Back to Go Modelling in Vienna.
Three years ago, I took part in Go Modelling in Vienna, the annual modeling show and contest of IPMS-Austria.
What makes this event so special is the location in which it is held; das Heeresgeschichtliche Museum Österreichs, the Military Museum of Austria.
This is not any old military museum. This is the military museum of what used to be one of the major powers of Europe, the Habsburg Empire. You feel history breathing down your neck when you enter the museum. It’s a very special feeling to exhibit ones models in this environment. What happens is, that some sort of synergy effect develops, where the exhibits of the permanent exhibition enhance the impression of the model exhibition and vice verse.
On the downside, the lighting in the museum leaves something to be wished for, which makes photographing difficult. Many exhibitors know this though, and bring their own lamps.
This year, I had the pleasure of getting to know Wolfgang Wurms and to exhibit my models next to his. He specializes in battleships in 1:200 and I’ve been an admirer of his works, since I first saw photos of them.
I also met Chloé Plattner, who I had the pleasure to get to know last time I was here. Since last time she had finished this scratch built flying wing. Exquisite modeling.
The museum, as mentioned, is very much worth visiting. Especially the section that deals with the First World War. The car in which Crown Prince Franz Ferdinand traveled when he was shot, the uniform he wore and the pistol with which Gavril Princip shot him are exhibited.
It’s a caption of the moment that sparked the First World War, the original disaster of the 20th century which led to the falls of the Habsburg Empire, the German Empire, the Russian Empire and the Ottoman empire. This in turn led to the rise of communism and fascism, and the division of the middle east into artificial countries, which is the root of many of the conflicts in the middle east today. As you know, it led to the Second World War as well.
It gave me goose skin to see these exhibits.

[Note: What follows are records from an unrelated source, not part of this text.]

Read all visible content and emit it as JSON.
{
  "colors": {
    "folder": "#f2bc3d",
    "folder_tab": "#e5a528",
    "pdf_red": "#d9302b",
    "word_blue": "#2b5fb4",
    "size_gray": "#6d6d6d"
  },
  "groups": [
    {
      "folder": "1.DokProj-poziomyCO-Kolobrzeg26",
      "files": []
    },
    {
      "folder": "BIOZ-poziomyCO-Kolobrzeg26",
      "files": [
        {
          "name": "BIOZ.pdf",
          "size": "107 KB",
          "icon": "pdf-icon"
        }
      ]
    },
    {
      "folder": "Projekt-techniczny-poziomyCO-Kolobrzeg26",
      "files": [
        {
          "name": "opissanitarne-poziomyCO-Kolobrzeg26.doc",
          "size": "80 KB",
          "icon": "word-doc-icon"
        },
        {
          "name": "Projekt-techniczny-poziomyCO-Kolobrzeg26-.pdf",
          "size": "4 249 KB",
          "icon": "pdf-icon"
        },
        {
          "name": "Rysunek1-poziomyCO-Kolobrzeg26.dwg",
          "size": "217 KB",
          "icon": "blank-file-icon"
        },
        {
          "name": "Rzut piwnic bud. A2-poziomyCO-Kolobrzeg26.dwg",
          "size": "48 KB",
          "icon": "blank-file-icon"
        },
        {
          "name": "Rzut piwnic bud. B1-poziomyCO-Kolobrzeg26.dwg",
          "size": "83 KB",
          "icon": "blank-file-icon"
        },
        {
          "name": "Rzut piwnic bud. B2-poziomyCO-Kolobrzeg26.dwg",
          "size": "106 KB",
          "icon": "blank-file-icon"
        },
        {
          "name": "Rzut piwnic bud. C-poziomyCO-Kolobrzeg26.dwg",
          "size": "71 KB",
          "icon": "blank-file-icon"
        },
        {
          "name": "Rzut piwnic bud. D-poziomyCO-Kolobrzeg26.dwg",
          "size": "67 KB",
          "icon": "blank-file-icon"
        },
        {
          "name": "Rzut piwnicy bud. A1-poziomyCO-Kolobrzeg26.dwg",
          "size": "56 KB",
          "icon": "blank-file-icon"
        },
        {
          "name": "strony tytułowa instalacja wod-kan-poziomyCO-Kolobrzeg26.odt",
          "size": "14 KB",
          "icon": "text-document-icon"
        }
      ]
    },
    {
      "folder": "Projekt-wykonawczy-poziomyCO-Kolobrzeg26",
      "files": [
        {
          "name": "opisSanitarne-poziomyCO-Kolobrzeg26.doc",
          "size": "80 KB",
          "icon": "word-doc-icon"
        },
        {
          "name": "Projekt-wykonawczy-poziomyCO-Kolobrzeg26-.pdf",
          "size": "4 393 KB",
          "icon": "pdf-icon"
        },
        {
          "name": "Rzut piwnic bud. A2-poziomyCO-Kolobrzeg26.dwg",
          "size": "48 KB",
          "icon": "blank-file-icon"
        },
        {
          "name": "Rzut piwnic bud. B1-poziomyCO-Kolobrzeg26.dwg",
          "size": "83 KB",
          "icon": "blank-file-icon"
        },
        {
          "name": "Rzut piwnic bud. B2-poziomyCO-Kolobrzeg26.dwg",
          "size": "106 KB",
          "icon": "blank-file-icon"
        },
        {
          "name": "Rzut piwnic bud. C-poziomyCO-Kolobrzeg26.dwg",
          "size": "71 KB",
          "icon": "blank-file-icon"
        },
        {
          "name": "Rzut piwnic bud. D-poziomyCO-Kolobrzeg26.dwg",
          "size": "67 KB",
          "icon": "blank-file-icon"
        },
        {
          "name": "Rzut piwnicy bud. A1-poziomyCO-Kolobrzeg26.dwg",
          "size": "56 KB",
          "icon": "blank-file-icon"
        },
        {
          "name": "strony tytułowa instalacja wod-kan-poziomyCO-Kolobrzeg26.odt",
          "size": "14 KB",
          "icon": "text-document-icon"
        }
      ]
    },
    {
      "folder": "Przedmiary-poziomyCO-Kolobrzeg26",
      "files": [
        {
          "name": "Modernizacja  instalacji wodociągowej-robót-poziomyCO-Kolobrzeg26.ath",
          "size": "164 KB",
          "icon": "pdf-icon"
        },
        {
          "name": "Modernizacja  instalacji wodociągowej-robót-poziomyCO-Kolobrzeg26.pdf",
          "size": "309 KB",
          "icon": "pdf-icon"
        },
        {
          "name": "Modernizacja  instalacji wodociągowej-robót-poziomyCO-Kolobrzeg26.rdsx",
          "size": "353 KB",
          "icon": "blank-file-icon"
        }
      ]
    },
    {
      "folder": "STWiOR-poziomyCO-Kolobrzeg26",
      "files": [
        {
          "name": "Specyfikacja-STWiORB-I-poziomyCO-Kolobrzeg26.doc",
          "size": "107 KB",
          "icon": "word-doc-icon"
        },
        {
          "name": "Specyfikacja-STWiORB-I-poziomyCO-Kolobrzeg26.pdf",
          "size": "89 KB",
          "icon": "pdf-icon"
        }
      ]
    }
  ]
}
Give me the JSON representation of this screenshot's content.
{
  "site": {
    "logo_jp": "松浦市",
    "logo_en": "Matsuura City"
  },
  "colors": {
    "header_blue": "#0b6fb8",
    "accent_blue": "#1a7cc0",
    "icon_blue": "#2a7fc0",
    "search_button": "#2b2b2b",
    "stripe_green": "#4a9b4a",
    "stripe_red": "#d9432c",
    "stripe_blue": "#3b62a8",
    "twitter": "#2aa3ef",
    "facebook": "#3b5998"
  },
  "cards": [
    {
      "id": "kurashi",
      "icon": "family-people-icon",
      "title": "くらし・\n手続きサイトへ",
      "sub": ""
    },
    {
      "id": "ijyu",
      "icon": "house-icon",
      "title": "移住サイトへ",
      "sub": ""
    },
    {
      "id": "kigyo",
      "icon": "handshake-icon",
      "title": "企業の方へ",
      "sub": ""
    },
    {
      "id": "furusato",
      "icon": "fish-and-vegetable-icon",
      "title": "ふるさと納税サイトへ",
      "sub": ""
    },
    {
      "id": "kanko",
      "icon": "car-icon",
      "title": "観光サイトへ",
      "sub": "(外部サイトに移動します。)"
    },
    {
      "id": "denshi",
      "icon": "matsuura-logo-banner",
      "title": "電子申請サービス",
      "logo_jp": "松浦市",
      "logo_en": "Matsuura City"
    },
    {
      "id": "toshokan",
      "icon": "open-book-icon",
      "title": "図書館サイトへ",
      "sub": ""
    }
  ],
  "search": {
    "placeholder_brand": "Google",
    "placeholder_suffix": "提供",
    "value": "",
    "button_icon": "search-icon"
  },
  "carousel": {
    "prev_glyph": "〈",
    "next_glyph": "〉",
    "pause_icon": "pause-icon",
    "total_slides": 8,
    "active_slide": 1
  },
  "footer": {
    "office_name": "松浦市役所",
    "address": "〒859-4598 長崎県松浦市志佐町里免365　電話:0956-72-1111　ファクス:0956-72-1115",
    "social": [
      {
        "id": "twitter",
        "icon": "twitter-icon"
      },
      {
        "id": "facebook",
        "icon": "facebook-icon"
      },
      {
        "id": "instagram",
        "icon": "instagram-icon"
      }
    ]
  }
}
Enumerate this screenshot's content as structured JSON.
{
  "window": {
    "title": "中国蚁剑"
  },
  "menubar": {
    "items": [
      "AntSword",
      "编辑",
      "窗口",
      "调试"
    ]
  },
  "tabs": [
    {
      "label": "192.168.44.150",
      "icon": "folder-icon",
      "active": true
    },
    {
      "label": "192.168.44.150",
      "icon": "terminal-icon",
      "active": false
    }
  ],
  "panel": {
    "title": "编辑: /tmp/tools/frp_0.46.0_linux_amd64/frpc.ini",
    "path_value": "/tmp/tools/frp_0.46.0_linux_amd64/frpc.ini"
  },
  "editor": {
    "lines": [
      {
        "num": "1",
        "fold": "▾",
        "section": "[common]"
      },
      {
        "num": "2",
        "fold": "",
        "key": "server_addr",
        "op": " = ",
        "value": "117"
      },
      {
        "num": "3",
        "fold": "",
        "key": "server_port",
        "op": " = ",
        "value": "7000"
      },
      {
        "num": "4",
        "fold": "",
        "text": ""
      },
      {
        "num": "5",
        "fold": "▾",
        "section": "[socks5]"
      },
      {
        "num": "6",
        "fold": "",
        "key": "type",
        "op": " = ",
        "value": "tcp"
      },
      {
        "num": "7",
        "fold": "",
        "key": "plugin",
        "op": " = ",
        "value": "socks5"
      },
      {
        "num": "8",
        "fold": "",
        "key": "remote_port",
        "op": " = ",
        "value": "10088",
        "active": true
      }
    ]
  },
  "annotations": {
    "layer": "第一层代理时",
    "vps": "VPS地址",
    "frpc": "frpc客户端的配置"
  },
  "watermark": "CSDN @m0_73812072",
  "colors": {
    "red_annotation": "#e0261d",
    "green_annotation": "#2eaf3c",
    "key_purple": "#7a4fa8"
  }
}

The model exhibition was very varied, with models of all kinds of subjects made from all kinds of materials. I was too lazy to be organized in my photographing, I just photographed what caught my eye. The light conditions in the museum made photographing difficult, so the quality of the pictures isn’t always what you would wish for, but I hope you’ll enjoy the them all the same.
37 additional images. Click to enlarge.